:: TASK DESCRIPTION ::
The whole listing needs to be written out exactly, except for any images.

------

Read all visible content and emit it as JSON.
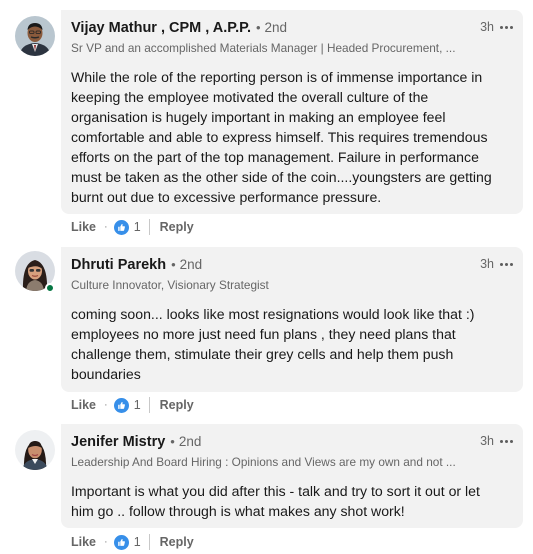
{
  "comments": [
    {
      "author": "Vijay Mathur , CPM , A.P.P.",
      "degree": "2nd",
      "headline": "Sr VP and an accomplished Materials Manager | Headed Procurement, ...",
      "time": "3h",
      "body": [
        "While the role of the reporting person is of immense importance in",
        "keeping the employee motivated the overall culture of the",
        "organisation is hugely important in making an employee feel",
        "comfortable and able to express himself. This requires tremendous",
        "efforts on the part of the top management. Failure in performance",
        "must be taken as the other side of the coin....youngsters are getting",
        "burnt out due to excessive performance pressure."
      ],
      "like_label": "Like",
      "reaction_count": "1",
      "reply_label": "Reply"
    },
    {
      "author": "Dhruti Parekh",
      "degree": "2nd",
      "headline": "Culture Innovator, Visionary Strategist",
      "time": "3h",
      "body": [
        "coming soon... looks like most resignations would look like that :)",
        "employees no more just need fun plans , they need plans that",
        "challenge them, stimulate their grey cells and help them push",
        "boundaries"
      ],
      "like_label": "Like",
      "reaction_count": "1",
      "reply_label": "Reply"
    },
    {
      "author": "Jenifer Mistry",
      "degree": "2nd",
      "headline": "Leadership And Board Hiring : Opinions and Views are my own and not ...",
      "time": "3h",
      "body": [
        "Important is what you did after this - talk and try to sort it out or let",
        "him go .. follow through is what makes any shot work!"
      ],
      "like_label": "Like",
      "reaction_count": "1",
      "reply_label": "Reply"
    }
  ],
  "icons": {
    "reaction": "like-thumbs-up-icon",
    "more": "more-horizontal-icon"
  },
  "colors": {
    "bubble_bg": "#f2f2f2",
    "muted_text": "#666666",
    "like_blue": "#378fe9",
    "online_green": "#057642"
  }
}
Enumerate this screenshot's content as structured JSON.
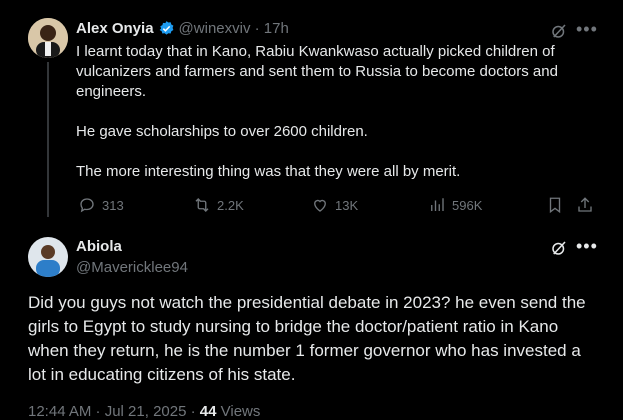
{
  "tweet1": {
    "display_name": "Alex Onyia",
    "handle_time": "@winexviv · 17h",
    "paragraphs": [
      "I learnt today that in Kano, Rabiu Kwankwaso actually picked children of vulcanizers and farmers and sent them to Russia to become doctors and engineers.",
      "He gave scholarships to over 2600 children.",
      "The more interesting thing was that they were all by merit."
    ],
    "replies": "313",
    "reposts": "2.2K",
    "likes": "13K",
    "views": "596K"
  },
  "tweet2": {
    "display_name": "Abiola",
    "handle": "@Mavericklee94",
    "text": "Did you guys not watch the presidential debate in 2023? he even send the girls to Egypt to study nursing to bridge the doctor/patient ratio in Kano when they return, he is the number 1 former governor who has invested a lot in educating citizens of his state.",
    "timestamp": "12:44 AM · Jul 21, 2025 · ",
    "views_count": "44",
    "views_label": " Views"
  },
  "colors": {
    "accent": "#1d9bf0",
    "text": "#e7e9ea",
    "muted": "#71767b",
    "bg": "#000000"
  }
}
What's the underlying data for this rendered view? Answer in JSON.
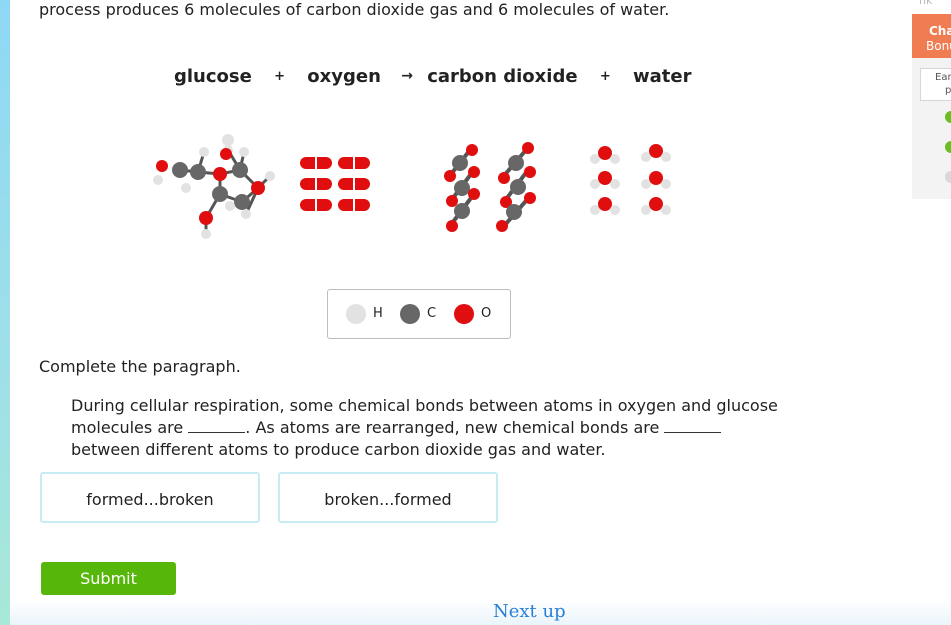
{
  "question": {
    "intro_text": "process produces 6 molecules of carbon dioxide gas and 6 molecules of water.",
    "equation": {
      "glucose": "glucose",
      "plus1": "+",
      "oxygen": "oxygen",
      "arrow": "→",
      "carbon_dioxide": "carbon dioxide",
      "plus2": "+",
      "water": "water"
    },
    "legend": [
      {
        "label": "H",
        "color": "#e2e2e2"
      },
      {
        "label": "C",
        "color": "#676767"
      },
      {
        "label": "O",
        "color": "#e00e0e"
      }
    ],
    "instruction": "Complete the paragraph.",
    "paragraph": {
      "part1": "During cellular respiration, some chemical bonds between atoms in oxygen and glucose molecules are ",
      "part2": ". As atoms are rearranged, new chemical bonds are ",
      "part3": " between different atoms to produce carbon dioxide gas and water."
    },
    "choices": [
      "formed...broken",
      "broken...formed"
    ],
    "submit_label": "Submit"
  },
  "footer": {
    "next_up": "Next up"
  },
  "sidebar": {
    "top_text": "nk",
    "challenge_title": "Cha",
    "challenge_subtitle": "Bonu",
    "earn_text_1": "Ear",
    "earn_text_2": "p"
  },
  "colors": {
    "accent_green": "#56b60a",
    "challenge_orange": "#f07c52",
    "link_blue": "#2a7fd4",
    "choice_border": "#c9ecf4"
  }
}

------

:: YOUR SOLUTION ::
Read all visible content and emit it as JSON.
{
  "comments": [
    {
      "author": "Vijay Mathur , CPM , A.P.P.",
      "degree": "2nd",
      "headline": "Sr VP and an accomplished Materials Manager | Headed Procurement, ...",
      "time": "3h",
      "body": [
        "While the role of the reporting person is of immense importance in",
        "keeping the employee motivated the overall culture of the",
        "organisation is hugely important in making an employee feel",
        "comfortable and able to express himself. This requires tremendous",
        "efforts on the part of the top management. Failure in performance",
        "must be taken as the other side of the coin....youngsters are getting",
        "burnt out due to excessive performance pressure."
      ],
      "like_label": "Like",
      "reaction_count": "1",
      "reply_label": "Reply"
    },
    {
      "author": "Dhruti Parekh",
      "degree": "2nd",
      "headline": "Culture Innovator, Visionary Strategist",
      "time": "3h",
      "body": [
        "coming soon... looks like most resignations would look like that :)",
        "employees no more just need fun plans , they need plans that",
        "challenge them, stimulate their grey cells and help them push",
        "boundaries"
      ],
      "like_label": "Like",
      "reaction_count": "1",
      "reply_label": "Reply"
    },
    {
      "author": "Jenifer Mistry",
      "degree": "2nd",
      "headline": "Leadership And Board Hiring : Opinions and Views are my own and not ...",
      "time": "3h",
      "body": [
        "Important is what you did after this - talk and try to sort it out or let",
        "him go .. follow through is what makes any shot work!"
      ],
      "like_label": "Like",
      "reaction_count": "1",
      "reply_label": "Reply"
    }
  ],
  "icons": {
    "reaction": "like-thumbs-up-icon",
    "more": "more-horizontal-icon"
  },
  "colors": {
    "bubble_bg": "#f2f2f2",
    "muted_text": "#666666",
    "like_blue": "#378fe9",
    "online_green": "#057642"
  }
}
Enumerate this screenshot's content as structured JSON.
{
  "tweet1": {
    "display_name": "Alex Onyia",
    "handle_time": "@winexviv · 17h",
    "paragraphs": [
      "I learnt today that in Kano, Rabiu Kwankwaso actually picked children of vulcanizers and farmers and sent them to Russia to become doctors and engineers.",
      "He gave scholarships to over 2600 children.",
      "The more interesting thing was that they were all by merit."
    ],
    "replies": "313",
    "reposts": "2.2K",
    "likes": "13K",
    "views": "596K"
  },
  "tweet2": {
    "display_name": "Abiola",
    "handle": "@Mavericklee94",
    "text": "Did you guys not watch the presidential debate in 2023? he even send the girls to Egypt to study nursing to bridge the doctor/patient ratio in Kano when they return, he is the number 1 former governor who has invested a lot in educating citizens of his state.",
    "timestamp": "12:44 AM · Jul 21, 2025 · ",
    "views_count": "44",
    "views_label": " Views"
  },
  "colors": {
    "accent": "#1d9bf0",
    "text": "#e7e9ea",
    "muted": "#71767b",
    "bg": "#000000"
  }
}
What's the underlying data for this rendered view? Answer in JSON.
{
  "question": {
    "intro_text": "process produces 6 molecules of carbon dioxide gas and 6 molecules of water.",
    "equation": {
      "glucose": "glucose",
      "plus1": "+",
      "oxygen": "oxygen",
      "arrow": "→",
      "carbon_dioxide": "carbon dioxide",
      "plus2": "+",
      "water": "water"
    },
    "legend": [
      {
        "label": "H",
        "color": "#e2e2e2"
      },
      {
        "label": "C",
        "color": "#676767"
      },
      {
        "label": "O",
        "color": "#e00e0e"
      }
    ],
    "instruction": "Complete the paragraph.",
    "paragraph": {
      "part1": "During cellular respiration, some chemical bonds between atoms in oxygen and glucose molecules are ",
      "part2": ". As atoms are rearranged, new chemical bonds are ",
      "part3": " between different atoms to produce carbon dioxide gas and water."
    },
    "choices": [
      "formed...broken",
      "broken...formed"
    ],
    "submit_label": "Submit"
  },
  "footer": {
    "next_up": "Next up"
  },
  "sidebar": {
    "top_text": "nk",
    "challenge_title": "Cha",
    "challenge_subtitle": "Bonu",
    "earn_text_1": "Ear",
    "earn_text_2": "p"
  },
  "colors": {
    "accent_green": "#56b60a",
    "challenge_orange": "#f07c52",
    "link_blue": "#2a7fd4",
    "choice_border": "#c9ecf4"
  }
}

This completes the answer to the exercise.